It saddens me to see empty seats at the shows, but I understand. As the old saying goes, when the economy goes sour, the arts tend to be the hardest hit.

So, I'll be saving my pennies to devote to live theater and performance going forward. To me, the transportation to another world and into the dream like swoon of the theater, is worth it.

Readers, bloggers: Are you passionate about the local arts? If so, what local arts venues are the most important to you? What ideas do you have for our local arts venues to attract more customers and business? How do you enjoy the arts without breaking the bank?

Do tell!


Lorraine Hart said...

Those of us who live in the Arts community get pretty lucky with our neighbourly open door policy. That helps a lot, seeing as we're often on the lower end of the economic spectrum.

The last show we broke the bank for was Savion Glover's "Bring in the Funk, Bring in the Noise" at the Paramount in Seattle...that was a few years ago now, though the memories of incredible dancing stay.

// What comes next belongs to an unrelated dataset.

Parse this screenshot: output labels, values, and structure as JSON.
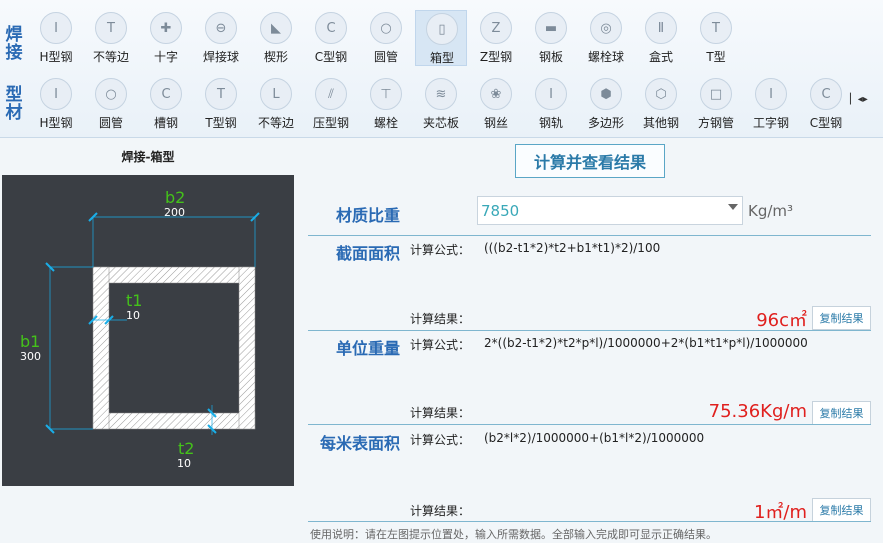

Tweed Meyer and I began a discussion that we intend to continue...about a co-operative of artists, trying to survive the hard times.

Speaking of Tweed, Kim, I know you really liked her work so I wanted to tell you that some of her artwork is being displayed this month in U.P. at the Franciscan Health Hospice, 2901 Bridgeport Way W. She'll be shown at the Key Centre library through February.

The Arts takes a hit during bad economic times but, at the same time, the Arts is what will bring our spirits through. Perhaps the local, affordable variety-type show might make a comeback.

I think it's important to remember that the Arts do more than pass the time, or simply entertain. They make connections in the brain and raise the all-important imagination for a little evolution.

Communities need their artists and the community should support them. I support an idea I heard on NPR, where a sort of Peace Corps of artists get to come into the schools that have lost Arts funding.

Stephanie Frieze said...

We have enjoyed several wonderful performances in the Tacoma Theater District, not the least of which has included First Night.

I would like to see Tacoma theaters make the sort of offer Seattle's Fifth Avenue has for educators. From time to time they offer a substantial discount on tickets to school district employees. The end of the month we are taking our daughter to see Memphis for $20 per ticket.

Always I've been a big fan of school theater. Thursday night our family attended the Harbor Ridge Middle School production of "Mid Summer Night's Dream." Granted it was 6th - 8th graders, but the price was right--free, although they passed the hat for PTSA.

Clover Park High School will be presenting "Little Shop of Horrors" at the end of this month and Gig Harbor High School is in rehearsals for "Guys and Dolls." For frugal theater you can't beat school theater so call your local high school and see what offerings they have for the rest of this school year.